Communities across Pennsylvania face a growing crisis in attracting volunteer first responders. 

Fire and emergency medical services (EMS) companies are being forced to close, reducing the services provided to our communities.

The House took action, passing more than a dozen bills that help recruit, retain and show respect for those willing to put their lives on the line for their friends and neighbors.

“When the alarm sounds in a fire house across our Commonwealth, it is often answered by volunteers,” House Majority Leader Bryan Cutler said. “However, the number of volunteers answering that call is shrinking more and more each day. It was crucial for the House to act on these bills, and we encourage the Senate to act just as quickly as their responders would for them.”

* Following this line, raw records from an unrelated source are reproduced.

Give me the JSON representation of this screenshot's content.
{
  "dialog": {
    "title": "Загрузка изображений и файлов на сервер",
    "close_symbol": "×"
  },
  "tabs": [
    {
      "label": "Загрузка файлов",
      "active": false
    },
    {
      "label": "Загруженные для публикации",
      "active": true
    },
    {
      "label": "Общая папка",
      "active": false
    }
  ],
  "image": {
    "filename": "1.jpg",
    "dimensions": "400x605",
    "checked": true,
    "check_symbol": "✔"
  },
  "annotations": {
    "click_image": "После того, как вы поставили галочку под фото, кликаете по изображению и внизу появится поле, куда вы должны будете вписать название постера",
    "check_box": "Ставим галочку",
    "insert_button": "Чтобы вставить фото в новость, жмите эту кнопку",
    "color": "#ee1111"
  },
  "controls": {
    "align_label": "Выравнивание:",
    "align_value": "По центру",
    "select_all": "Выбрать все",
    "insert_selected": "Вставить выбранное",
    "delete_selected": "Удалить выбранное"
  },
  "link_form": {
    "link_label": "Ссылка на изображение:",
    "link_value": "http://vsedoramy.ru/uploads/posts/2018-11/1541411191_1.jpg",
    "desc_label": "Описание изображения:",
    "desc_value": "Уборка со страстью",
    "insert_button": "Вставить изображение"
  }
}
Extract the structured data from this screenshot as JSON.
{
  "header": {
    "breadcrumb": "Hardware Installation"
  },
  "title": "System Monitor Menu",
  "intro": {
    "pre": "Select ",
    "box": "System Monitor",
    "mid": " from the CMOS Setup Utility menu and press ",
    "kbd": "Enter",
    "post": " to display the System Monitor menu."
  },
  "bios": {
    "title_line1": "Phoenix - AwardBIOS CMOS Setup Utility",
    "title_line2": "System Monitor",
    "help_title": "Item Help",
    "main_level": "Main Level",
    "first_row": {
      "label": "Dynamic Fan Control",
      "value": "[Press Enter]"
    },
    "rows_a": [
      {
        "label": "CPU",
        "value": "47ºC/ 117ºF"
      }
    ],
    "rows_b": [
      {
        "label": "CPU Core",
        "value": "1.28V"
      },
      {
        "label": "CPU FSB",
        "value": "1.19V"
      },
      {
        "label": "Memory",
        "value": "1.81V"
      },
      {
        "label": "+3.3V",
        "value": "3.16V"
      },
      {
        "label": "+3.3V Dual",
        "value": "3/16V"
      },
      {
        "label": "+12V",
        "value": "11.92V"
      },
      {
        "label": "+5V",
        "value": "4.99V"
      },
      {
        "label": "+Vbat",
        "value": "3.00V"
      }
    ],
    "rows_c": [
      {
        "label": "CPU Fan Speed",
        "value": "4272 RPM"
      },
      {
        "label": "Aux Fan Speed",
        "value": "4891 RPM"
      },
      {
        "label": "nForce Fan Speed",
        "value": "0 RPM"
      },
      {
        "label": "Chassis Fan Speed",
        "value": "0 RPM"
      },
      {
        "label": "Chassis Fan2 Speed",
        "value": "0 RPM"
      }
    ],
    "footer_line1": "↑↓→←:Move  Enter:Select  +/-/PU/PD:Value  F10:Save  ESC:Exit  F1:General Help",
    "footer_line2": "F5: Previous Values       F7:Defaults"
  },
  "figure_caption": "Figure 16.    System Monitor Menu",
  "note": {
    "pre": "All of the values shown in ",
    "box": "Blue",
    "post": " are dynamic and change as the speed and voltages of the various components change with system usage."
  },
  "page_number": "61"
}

In the 1970s, there were nearly 300,000 Pennsylvanians who volunteered at their neighborhood firehouse. Today, we are down to roughly 37,000. We are forever grateful to those volunteers willing to sacrifice time with their own family and loved ones to help complete strangers. We also owe to them to do everything in our power to grow their ranks to ensure responders will always be there to answer the call.

Taking Action for Our Helpers and Heroes

The legislation addresses a multitude of issues from tax relief for fire companies and first responder family members, modern recruitment expansions, freeing up existing resources, providing education and loan assistance for volunteers, and much more.

The bills were based on recommendations made by a commission made up of first responders, policy makers and advocates who spent months examining the landscape and challenges facing responders.

>> View the legislation.

>> 10 Fast Facts on Pennsylvania's Helpers and Heroes

Lawmakers and several Pennsylvania firefighters and emergency medical services (EMS) providers held a Capitol press conference to detail the public safety concerns and discuss the Helpers & Heroes legislative agenda.